Task objective:
Find the string "Sunny" in the listing and report every line that has it.

>>>

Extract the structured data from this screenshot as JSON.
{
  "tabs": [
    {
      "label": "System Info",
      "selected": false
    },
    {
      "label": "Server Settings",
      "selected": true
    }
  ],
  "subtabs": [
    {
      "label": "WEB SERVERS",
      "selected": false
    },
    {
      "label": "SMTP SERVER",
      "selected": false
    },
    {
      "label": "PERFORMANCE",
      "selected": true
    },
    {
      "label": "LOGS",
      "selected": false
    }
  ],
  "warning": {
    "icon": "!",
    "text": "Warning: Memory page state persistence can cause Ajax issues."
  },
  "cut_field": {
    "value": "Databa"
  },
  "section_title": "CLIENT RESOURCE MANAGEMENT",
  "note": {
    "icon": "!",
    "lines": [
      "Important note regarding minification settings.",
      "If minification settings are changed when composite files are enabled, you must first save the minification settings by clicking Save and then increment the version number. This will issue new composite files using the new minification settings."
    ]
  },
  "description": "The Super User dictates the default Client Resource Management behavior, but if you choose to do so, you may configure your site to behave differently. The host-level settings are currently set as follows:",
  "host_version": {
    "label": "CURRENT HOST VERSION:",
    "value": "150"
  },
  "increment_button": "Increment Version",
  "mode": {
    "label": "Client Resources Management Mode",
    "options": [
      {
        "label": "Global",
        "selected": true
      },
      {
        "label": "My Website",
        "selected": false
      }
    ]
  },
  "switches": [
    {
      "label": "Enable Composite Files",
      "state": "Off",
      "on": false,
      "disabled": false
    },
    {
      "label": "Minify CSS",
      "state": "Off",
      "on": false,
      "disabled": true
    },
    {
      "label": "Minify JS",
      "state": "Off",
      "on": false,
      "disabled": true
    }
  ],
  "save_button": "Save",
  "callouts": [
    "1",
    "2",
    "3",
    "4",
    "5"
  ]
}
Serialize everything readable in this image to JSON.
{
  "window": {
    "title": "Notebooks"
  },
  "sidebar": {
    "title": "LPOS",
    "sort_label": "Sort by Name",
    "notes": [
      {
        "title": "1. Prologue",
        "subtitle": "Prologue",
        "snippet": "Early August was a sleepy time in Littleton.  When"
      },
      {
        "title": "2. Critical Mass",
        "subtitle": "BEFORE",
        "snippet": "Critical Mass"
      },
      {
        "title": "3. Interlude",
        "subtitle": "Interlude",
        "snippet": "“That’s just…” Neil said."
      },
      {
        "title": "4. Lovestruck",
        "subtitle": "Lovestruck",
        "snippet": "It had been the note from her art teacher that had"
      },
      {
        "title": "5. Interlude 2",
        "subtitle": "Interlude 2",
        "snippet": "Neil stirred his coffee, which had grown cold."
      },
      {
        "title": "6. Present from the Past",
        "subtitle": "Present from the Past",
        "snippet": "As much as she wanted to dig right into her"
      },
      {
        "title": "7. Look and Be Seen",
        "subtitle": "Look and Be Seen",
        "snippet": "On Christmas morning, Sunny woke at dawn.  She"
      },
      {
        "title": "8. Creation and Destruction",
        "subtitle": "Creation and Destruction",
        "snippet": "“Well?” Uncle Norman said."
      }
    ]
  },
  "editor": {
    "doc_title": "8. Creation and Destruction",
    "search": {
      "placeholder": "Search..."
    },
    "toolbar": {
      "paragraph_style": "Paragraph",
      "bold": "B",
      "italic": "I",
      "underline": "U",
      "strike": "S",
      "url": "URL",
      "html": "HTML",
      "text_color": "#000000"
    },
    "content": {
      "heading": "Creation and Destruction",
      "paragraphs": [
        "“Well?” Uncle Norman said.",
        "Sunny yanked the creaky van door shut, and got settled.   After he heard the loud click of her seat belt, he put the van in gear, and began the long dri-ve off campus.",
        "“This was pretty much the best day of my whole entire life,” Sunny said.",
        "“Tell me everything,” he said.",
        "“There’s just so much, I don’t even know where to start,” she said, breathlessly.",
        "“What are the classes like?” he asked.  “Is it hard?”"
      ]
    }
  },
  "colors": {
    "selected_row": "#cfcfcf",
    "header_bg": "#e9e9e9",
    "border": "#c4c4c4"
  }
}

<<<

Response for this exercise:
        "snippet": "On Christmas morning, Sunny woke at dawn.  She"
        "Sunny yanked the creaky van door shut, and got settled.   After he heard the loud click of her seat belt, he put the van in gear, and began the long dri-ve off campus.",
        "“This was pretty much the best day of my whole entire life,” Sunny said.",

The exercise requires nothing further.